* REQUIREMENT *
Return every line in the entries below where the word "color" shows up.

* DATASET RECORDS *
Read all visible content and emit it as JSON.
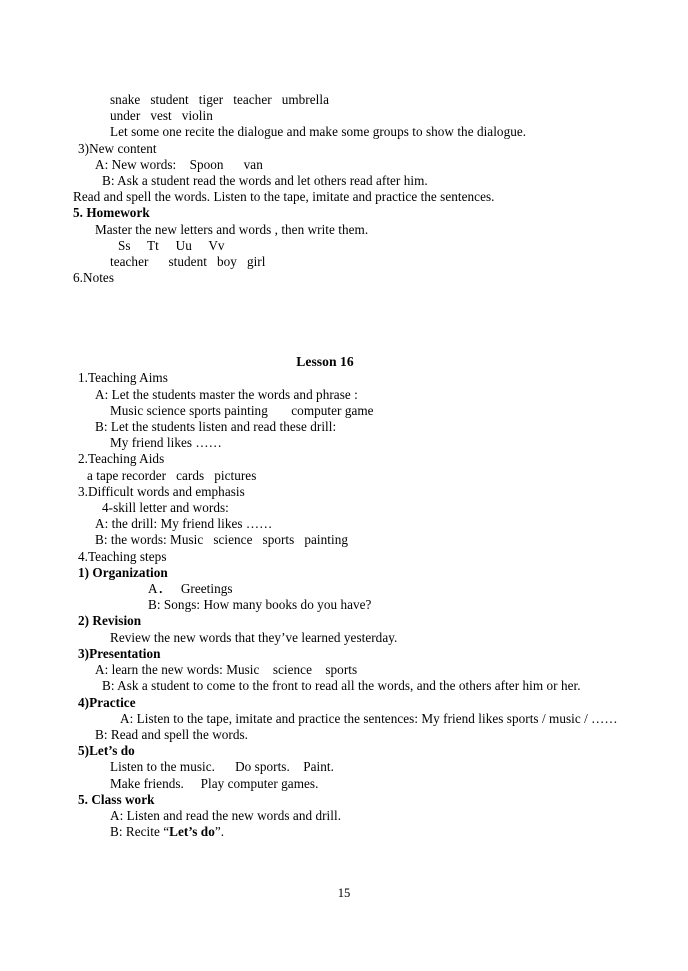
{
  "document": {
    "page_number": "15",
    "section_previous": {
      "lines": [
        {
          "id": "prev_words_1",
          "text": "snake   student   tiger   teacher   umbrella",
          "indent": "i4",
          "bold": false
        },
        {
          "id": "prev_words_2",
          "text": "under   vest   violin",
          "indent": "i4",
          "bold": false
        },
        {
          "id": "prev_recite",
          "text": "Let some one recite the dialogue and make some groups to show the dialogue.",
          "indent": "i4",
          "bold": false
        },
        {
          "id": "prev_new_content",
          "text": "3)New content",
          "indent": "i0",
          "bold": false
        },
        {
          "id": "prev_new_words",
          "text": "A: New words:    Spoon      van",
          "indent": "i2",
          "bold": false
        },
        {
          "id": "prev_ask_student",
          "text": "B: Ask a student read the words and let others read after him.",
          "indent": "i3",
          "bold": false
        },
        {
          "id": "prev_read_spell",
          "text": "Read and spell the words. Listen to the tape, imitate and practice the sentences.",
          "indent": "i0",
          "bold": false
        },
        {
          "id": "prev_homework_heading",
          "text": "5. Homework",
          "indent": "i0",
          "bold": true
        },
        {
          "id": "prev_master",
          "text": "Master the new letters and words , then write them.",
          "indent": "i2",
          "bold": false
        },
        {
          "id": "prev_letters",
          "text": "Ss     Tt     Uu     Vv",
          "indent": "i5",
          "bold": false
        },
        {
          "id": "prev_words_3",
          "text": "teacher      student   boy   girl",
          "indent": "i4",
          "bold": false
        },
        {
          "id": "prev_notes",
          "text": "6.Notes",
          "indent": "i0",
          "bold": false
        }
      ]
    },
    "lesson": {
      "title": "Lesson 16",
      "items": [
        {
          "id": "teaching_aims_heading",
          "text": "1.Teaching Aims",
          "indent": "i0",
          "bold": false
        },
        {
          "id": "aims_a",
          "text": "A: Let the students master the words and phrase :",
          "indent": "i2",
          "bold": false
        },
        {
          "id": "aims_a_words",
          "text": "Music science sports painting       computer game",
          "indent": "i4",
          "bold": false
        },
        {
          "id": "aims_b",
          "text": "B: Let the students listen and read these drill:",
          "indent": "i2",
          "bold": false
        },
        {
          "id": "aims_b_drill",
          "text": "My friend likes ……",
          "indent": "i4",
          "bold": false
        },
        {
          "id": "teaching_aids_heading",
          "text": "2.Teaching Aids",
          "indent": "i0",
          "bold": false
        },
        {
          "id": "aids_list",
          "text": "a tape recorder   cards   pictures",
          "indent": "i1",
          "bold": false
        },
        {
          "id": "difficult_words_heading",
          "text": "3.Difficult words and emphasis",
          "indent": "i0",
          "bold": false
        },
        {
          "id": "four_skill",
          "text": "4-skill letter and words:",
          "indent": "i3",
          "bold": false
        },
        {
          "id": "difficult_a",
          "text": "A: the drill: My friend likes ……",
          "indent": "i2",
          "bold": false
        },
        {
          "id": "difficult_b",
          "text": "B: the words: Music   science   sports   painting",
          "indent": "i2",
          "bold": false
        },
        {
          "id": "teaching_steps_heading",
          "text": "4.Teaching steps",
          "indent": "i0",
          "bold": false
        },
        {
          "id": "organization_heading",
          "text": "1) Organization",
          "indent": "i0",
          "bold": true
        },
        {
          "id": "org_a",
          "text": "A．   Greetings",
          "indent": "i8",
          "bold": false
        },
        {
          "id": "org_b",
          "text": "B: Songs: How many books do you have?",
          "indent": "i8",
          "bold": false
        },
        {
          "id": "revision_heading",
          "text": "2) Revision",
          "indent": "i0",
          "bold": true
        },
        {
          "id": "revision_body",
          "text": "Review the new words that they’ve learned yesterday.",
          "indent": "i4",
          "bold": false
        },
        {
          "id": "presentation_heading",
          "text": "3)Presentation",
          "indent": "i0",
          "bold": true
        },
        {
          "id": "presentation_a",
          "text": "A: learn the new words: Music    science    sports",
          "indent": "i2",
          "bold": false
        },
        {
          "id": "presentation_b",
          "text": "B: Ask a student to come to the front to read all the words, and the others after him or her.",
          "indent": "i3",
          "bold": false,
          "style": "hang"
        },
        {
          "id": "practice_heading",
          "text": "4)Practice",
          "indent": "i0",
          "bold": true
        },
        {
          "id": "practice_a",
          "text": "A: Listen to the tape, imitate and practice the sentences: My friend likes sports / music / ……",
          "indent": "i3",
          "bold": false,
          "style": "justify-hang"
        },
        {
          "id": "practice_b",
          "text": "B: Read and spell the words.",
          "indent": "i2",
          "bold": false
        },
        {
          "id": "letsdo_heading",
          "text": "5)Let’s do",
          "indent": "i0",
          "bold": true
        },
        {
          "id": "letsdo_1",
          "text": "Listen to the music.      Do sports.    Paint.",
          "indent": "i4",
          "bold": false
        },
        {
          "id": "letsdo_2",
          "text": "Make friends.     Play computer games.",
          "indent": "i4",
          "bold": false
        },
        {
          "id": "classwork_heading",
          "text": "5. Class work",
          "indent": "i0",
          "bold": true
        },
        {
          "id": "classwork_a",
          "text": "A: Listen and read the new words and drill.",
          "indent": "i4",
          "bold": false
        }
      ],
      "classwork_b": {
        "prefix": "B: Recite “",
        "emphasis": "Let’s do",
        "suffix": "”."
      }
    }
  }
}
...
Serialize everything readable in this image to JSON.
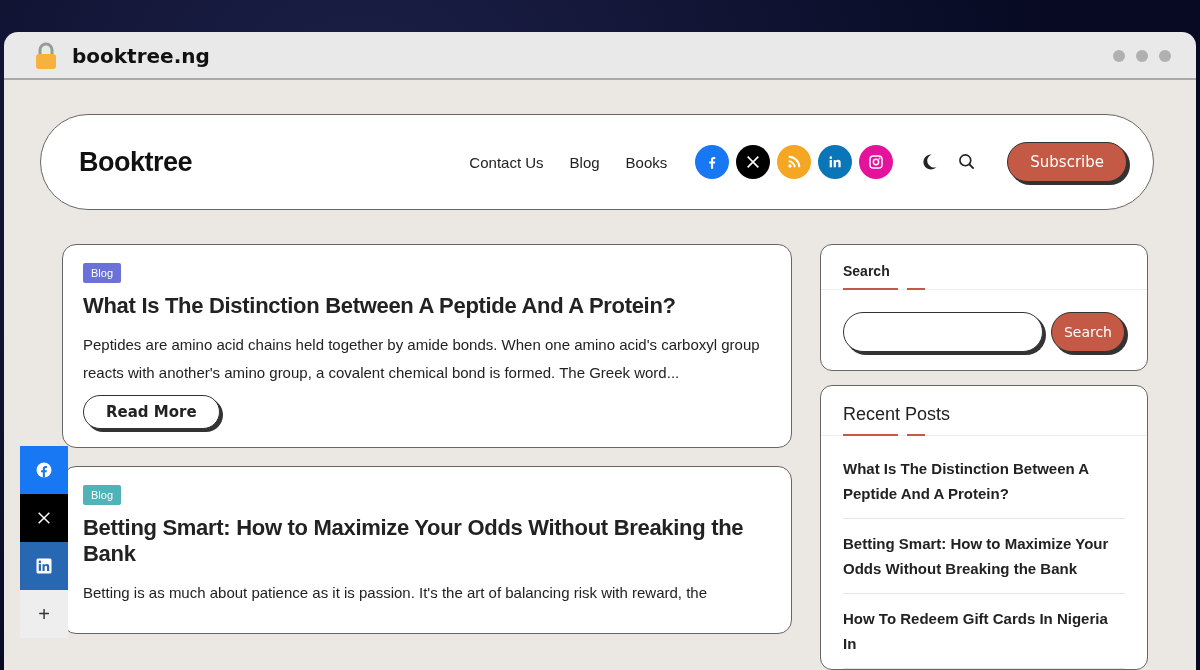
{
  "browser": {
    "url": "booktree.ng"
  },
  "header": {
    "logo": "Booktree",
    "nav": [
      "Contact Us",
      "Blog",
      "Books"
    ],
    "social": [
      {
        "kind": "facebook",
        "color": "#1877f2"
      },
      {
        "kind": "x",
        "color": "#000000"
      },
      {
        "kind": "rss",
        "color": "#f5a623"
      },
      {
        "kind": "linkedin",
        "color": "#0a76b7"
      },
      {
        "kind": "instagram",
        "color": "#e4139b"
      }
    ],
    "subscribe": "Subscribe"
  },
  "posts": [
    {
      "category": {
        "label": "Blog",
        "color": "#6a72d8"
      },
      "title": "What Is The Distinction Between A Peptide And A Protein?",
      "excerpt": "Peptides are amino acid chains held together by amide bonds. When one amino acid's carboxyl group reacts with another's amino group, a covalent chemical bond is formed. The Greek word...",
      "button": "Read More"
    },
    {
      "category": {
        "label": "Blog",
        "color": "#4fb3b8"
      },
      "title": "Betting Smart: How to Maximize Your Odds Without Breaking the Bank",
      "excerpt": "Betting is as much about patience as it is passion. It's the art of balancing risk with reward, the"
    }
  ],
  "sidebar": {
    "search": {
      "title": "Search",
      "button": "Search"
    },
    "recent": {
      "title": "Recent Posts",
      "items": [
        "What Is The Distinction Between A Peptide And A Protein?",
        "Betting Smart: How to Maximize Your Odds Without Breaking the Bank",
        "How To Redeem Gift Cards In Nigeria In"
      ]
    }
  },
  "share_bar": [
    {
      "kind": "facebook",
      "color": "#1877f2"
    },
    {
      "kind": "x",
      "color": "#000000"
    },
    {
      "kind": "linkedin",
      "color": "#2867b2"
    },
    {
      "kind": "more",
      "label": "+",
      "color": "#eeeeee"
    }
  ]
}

* EXERCISE RESPONSE *
        "color": "#1877f2"
        "color": "#000000"
        "color": "#f5a623"
        "color": "#0a76b7"
        "color": "#e4139b"
        "color": "#6a72d8"
        "color": "#4fb3b8"
      "color": "#1877f2"
      "color": "#000000"
      "color": "#2867b2"
      "color": "#eeeeee"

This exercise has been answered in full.